> Dataset rows for apps and sites
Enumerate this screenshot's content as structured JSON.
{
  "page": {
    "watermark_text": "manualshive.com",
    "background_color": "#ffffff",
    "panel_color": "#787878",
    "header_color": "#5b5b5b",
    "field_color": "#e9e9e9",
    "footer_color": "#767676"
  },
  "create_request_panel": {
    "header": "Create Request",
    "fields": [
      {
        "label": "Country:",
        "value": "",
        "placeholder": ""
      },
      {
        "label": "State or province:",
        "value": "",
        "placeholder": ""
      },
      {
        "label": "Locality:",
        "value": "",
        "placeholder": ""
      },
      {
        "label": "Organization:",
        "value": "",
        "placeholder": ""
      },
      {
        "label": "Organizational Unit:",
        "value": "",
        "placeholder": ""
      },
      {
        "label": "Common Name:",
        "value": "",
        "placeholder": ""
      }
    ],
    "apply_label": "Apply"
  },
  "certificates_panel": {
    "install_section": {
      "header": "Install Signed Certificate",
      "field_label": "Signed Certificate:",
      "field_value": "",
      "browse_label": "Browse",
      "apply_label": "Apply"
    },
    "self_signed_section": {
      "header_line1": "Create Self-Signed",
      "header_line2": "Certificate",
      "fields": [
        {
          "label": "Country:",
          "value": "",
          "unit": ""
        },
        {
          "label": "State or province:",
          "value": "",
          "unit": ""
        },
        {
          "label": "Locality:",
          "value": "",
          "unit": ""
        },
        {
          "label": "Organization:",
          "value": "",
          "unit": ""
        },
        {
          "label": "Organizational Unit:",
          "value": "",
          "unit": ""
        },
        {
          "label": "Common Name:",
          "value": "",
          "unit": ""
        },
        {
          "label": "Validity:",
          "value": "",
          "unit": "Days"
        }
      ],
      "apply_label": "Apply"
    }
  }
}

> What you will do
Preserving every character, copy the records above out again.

> Result for this task
Enumerate this screenshot's content as structured JSON.
{
  "page": {
    "watermark_text": "manualshive.com",
    "background_color": "#ffffff",
    "panel_color": "#787878",
    "header_color": "#5b5b5b",
    "field_color": "#e9e9e9",
    "footer_color": "#767676"
  },
  "create_request_panel": {
    "header": "Create Request",
    "fields": [
      {
        "label": "Country:",
        "value": "",
        "placeholder": ""
      },
      {
        "label": "State or province:",
        "value": "",
        "placeholder": ""
      },
      {
        "label": "Locality:",
        "value": "",
        "placeholder": ""
      },
      {
        "label": "Organization:",
        "value": "",
        "placeholder": ""
      },
      {
        "label": "Organizational Unit:",
        "value": "",
        "placeholder": ""
      },
      {
        "label": "Common Name:",
        "value": "",
        "placeholder": ""
      }
    ],
    "apply_label": "Apply"
  },
  "certificates_panel": {
    "install_section": {
      "header": "Install Signed Certificate",
      "field_label": "Signed Certificate:",
      "field_value": "",
      "browse_label": "Browse",
      "apply_label": "Apply"
    },
    "self_signed_section": {
      "header_line1": "Create Self-Signed",
      "header_line2": "Certificate",
      "fields": [
        {
          "label": "Country:",
          "value": "",
          "unit": ""
        },
        {
          "label": "State or province:",
          "value": "",
          "unit": ""
        },
        {
          "label": "Locality:",
          "value": "",
          "unit": ""
        },
        {
          "label": "Organization:",
          "value": "",
          "unit": ""
        },
        {
          "label": "Organizational Unit:",
          "value": "",
          "unit": ""
        },
        {
          "label": "Common Name:",
          "value": "",
          "unit": ""
        },
        {
          "label": "Validity:",
          "value": "",
          "unit": "Days"
        }
      ],
      "apply_label": "Apply"
    }
  }
}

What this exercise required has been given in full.